▶ _Instructions for the task_: Among the records, find the lines that hold the string "time" and return them.

▶ _Dataset extract_:
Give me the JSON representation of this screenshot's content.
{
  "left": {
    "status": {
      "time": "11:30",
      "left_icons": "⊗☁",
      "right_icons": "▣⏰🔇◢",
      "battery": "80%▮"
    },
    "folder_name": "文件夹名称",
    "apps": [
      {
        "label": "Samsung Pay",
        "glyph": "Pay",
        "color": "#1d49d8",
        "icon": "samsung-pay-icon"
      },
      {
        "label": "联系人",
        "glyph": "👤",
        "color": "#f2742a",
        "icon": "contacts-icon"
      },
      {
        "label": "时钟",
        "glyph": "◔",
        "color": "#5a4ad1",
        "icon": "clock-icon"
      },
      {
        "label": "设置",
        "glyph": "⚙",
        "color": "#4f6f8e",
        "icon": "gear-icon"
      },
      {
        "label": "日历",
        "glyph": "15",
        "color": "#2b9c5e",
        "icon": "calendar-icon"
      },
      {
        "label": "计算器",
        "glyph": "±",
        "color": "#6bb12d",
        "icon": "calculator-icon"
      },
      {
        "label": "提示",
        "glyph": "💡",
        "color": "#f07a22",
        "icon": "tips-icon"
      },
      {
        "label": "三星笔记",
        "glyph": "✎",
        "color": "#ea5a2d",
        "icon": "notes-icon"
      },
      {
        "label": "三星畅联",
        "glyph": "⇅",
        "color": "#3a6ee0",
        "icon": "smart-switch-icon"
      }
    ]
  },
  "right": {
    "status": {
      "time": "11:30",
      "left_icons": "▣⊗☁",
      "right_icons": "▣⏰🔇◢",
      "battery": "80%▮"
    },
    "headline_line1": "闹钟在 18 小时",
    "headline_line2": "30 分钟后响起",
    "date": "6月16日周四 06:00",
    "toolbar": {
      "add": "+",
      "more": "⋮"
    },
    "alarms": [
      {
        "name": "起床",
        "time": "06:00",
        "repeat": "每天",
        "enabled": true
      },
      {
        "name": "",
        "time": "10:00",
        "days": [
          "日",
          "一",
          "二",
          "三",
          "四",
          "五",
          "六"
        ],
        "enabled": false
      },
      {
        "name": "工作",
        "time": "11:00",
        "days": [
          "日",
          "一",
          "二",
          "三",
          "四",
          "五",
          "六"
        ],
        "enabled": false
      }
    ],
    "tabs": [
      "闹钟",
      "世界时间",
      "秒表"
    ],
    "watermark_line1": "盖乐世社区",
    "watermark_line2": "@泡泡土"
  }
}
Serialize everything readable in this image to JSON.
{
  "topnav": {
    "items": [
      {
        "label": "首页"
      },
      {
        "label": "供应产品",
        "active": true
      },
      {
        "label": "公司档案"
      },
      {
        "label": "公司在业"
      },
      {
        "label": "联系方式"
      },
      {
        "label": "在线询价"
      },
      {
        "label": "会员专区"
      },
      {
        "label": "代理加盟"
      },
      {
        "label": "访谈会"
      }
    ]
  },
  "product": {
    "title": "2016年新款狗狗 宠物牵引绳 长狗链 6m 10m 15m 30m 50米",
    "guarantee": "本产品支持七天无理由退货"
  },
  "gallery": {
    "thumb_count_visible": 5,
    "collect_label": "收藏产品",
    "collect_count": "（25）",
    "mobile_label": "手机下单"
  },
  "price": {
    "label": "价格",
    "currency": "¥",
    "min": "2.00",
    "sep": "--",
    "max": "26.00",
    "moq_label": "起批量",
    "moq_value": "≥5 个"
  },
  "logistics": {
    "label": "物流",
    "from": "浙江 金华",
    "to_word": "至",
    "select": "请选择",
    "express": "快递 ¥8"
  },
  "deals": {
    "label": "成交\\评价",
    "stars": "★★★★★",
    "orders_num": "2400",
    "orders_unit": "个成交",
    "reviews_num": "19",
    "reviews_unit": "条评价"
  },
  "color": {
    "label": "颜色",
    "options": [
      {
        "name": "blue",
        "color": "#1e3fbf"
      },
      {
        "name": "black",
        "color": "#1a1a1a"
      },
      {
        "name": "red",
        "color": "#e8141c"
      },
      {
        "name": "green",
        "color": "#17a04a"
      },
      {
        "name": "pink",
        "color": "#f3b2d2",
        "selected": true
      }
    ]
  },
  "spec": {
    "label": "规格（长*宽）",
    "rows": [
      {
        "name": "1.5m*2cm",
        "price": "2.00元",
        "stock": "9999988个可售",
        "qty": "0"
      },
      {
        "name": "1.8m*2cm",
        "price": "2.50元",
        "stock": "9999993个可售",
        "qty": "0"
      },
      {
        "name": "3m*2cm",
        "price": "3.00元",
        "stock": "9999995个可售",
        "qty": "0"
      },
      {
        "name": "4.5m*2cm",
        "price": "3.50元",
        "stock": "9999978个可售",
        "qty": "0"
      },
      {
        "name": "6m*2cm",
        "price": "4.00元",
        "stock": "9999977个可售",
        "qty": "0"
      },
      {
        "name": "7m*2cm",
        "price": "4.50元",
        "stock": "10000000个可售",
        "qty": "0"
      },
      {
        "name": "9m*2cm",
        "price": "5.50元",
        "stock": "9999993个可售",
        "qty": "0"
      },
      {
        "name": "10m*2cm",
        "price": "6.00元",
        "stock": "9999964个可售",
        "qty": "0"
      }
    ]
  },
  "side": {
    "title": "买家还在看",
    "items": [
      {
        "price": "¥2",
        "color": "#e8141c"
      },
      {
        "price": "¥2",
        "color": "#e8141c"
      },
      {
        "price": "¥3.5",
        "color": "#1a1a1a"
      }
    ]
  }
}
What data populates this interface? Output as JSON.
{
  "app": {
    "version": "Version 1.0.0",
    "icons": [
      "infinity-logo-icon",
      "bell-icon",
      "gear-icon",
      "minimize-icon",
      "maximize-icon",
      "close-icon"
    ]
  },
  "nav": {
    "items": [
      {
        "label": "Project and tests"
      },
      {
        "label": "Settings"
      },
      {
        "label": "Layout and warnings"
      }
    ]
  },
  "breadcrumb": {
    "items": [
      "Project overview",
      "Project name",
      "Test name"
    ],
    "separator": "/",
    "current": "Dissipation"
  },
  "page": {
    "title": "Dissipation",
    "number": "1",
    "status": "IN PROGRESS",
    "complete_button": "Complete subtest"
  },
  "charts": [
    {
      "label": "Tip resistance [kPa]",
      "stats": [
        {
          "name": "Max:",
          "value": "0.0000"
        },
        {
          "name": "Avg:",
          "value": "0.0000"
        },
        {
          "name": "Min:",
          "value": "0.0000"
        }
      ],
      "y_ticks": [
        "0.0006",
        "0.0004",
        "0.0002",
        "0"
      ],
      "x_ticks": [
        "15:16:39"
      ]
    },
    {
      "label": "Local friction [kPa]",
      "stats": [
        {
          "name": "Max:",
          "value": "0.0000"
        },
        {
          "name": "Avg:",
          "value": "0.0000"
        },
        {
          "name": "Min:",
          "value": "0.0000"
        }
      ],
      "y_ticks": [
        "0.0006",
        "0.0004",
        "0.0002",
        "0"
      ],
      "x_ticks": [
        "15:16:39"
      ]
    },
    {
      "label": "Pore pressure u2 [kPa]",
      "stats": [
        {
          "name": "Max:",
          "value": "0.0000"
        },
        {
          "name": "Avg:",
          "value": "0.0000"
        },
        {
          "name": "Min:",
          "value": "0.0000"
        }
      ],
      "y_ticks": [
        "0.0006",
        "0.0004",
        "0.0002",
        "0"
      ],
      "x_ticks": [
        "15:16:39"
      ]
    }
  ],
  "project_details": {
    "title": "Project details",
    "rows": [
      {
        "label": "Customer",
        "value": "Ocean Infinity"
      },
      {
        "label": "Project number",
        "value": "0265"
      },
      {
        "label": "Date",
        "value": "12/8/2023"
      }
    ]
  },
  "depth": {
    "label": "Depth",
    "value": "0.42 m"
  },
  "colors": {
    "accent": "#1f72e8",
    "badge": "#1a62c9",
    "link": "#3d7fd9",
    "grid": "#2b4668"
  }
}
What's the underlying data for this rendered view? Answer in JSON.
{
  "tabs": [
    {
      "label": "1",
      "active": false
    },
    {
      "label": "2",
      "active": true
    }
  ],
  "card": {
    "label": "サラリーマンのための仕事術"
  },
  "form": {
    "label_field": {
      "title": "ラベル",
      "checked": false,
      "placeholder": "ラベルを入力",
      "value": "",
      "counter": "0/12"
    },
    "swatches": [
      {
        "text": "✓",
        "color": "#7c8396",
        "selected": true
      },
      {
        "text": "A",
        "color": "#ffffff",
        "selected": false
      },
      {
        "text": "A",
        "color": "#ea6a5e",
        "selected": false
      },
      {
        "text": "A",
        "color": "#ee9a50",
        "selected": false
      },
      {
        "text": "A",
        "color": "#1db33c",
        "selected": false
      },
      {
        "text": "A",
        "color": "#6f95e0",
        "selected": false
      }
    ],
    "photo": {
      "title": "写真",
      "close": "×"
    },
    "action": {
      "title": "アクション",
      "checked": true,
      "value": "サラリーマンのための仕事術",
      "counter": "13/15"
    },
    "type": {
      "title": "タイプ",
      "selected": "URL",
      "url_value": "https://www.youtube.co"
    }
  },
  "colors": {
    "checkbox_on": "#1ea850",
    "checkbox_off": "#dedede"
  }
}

▶ _Task result_:
      "time": "11:30",
      "time": "11:30",
        "time": "06:00",
        "time": "10:00",
        "time": "11:00",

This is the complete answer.